It appeared that Australia would take the lead in terms of relaxing the laws around medicinal cannabis, "while in New Zealand this still appears to be on the distant horizon".

The attitude to medicinal cannabis has relaxed in recent times, with about half the states in the United States allowing it, and three states allowing the legal growing of cannabis for recreational purposes.

Nichols said research carried out by the late Ralph Ballinger in Blenheim the 1950s on developing a opium poppy industry was not followed up on.

Instead, the industry went to Australia, and Tasmania now produces more than 50 per cent of the world's legal morphine and codeine.

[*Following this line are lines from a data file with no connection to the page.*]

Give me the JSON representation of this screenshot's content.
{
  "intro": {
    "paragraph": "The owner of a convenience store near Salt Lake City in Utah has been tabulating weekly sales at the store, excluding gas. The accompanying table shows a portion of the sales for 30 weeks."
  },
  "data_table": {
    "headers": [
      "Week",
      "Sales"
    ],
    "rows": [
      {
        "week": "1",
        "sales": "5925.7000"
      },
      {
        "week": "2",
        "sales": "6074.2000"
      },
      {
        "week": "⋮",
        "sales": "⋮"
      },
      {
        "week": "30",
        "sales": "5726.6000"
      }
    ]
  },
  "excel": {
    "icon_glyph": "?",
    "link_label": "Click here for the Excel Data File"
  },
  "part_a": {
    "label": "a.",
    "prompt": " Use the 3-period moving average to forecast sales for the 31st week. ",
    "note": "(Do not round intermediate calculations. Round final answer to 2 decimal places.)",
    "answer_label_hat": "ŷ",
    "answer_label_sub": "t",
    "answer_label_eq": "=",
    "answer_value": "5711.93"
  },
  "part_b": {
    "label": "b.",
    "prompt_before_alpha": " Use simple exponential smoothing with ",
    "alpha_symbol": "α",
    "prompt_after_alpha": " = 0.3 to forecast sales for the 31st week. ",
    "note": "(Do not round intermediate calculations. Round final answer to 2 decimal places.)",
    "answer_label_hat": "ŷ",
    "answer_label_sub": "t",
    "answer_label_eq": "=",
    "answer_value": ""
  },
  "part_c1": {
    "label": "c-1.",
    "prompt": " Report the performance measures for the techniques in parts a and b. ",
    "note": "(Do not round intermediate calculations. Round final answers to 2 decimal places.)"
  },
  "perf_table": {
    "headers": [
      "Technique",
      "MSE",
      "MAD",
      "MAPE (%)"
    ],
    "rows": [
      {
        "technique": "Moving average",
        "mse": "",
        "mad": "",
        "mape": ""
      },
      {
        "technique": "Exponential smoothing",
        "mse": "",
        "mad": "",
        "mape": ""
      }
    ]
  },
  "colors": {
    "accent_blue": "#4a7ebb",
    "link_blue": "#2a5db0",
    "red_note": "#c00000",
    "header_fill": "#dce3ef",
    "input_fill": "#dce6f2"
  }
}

"Just to rub salt into the wound, trials with the opium poppy were undertaken New Zealand last summer - only 50 years too late. "Will medicinal cannabis provide a similar example?" he said.

Nichols, a retired Massey University teacher and a regular contributor to NZGrower, is one of only 25 honorary members of the International Society for Horticulture Science.